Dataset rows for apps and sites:
★ ★ ★ ★ ★

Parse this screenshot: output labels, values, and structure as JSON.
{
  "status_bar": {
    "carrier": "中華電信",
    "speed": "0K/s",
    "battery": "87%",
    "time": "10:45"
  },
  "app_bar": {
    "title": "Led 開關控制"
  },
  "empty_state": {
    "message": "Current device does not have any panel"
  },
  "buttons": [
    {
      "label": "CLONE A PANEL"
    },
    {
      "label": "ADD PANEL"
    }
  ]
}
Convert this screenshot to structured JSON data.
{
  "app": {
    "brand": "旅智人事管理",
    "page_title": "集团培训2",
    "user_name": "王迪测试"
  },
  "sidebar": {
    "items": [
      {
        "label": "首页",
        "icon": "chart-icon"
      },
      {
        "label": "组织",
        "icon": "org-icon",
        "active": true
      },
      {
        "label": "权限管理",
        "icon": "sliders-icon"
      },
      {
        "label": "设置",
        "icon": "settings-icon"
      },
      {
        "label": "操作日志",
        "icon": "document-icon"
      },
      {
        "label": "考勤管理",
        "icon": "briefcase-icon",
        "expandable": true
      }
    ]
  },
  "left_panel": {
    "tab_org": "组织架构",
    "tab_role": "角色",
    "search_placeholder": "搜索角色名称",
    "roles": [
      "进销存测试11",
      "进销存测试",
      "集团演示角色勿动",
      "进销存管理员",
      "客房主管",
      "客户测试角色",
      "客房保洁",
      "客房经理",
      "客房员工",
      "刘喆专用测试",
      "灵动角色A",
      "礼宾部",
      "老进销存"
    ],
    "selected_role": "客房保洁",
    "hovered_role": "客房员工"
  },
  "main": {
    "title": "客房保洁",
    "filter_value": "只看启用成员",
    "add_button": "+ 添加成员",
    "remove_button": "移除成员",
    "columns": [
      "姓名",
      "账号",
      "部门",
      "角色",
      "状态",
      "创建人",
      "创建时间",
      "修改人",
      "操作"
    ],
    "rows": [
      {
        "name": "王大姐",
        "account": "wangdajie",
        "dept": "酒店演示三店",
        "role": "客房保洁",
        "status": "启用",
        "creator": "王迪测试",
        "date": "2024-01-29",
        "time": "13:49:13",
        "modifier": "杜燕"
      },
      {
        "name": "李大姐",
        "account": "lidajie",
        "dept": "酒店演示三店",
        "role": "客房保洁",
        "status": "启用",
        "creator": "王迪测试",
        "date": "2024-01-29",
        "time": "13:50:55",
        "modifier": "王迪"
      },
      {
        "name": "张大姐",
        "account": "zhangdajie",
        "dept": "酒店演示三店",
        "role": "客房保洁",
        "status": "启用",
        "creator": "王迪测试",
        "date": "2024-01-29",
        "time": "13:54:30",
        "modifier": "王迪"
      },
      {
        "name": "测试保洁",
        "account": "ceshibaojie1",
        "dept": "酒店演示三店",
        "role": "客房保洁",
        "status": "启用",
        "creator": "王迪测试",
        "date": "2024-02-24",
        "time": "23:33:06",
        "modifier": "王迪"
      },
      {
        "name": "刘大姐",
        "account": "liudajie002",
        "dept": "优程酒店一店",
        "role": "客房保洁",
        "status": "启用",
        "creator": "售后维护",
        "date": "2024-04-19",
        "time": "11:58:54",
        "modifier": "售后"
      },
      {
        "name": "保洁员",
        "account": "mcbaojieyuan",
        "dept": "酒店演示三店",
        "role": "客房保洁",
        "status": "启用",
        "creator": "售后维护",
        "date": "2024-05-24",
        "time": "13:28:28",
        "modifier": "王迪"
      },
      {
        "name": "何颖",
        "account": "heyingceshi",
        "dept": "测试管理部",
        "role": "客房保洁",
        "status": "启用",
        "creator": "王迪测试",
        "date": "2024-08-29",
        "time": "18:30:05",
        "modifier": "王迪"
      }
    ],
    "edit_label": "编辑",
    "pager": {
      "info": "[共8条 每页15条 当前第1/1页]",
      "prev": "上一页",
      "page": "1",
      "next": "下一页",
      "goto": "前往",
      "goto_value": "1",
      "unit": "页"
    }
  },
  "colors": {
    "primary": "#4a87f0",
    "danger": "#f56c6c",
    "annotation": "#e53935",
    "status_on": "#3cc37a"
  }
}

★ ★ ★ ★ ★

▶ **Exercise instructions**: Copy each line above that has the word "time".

▶ **Solution to the problem**:
    "time": "10:45"
        "time": "13:49:13",
        "time": "13:50:55",
        "time": "13:54:30",
        "time": "23:33:06",
        "time": "11:58:54",
        "time": "13:28:28",
        "time": "18:30:05",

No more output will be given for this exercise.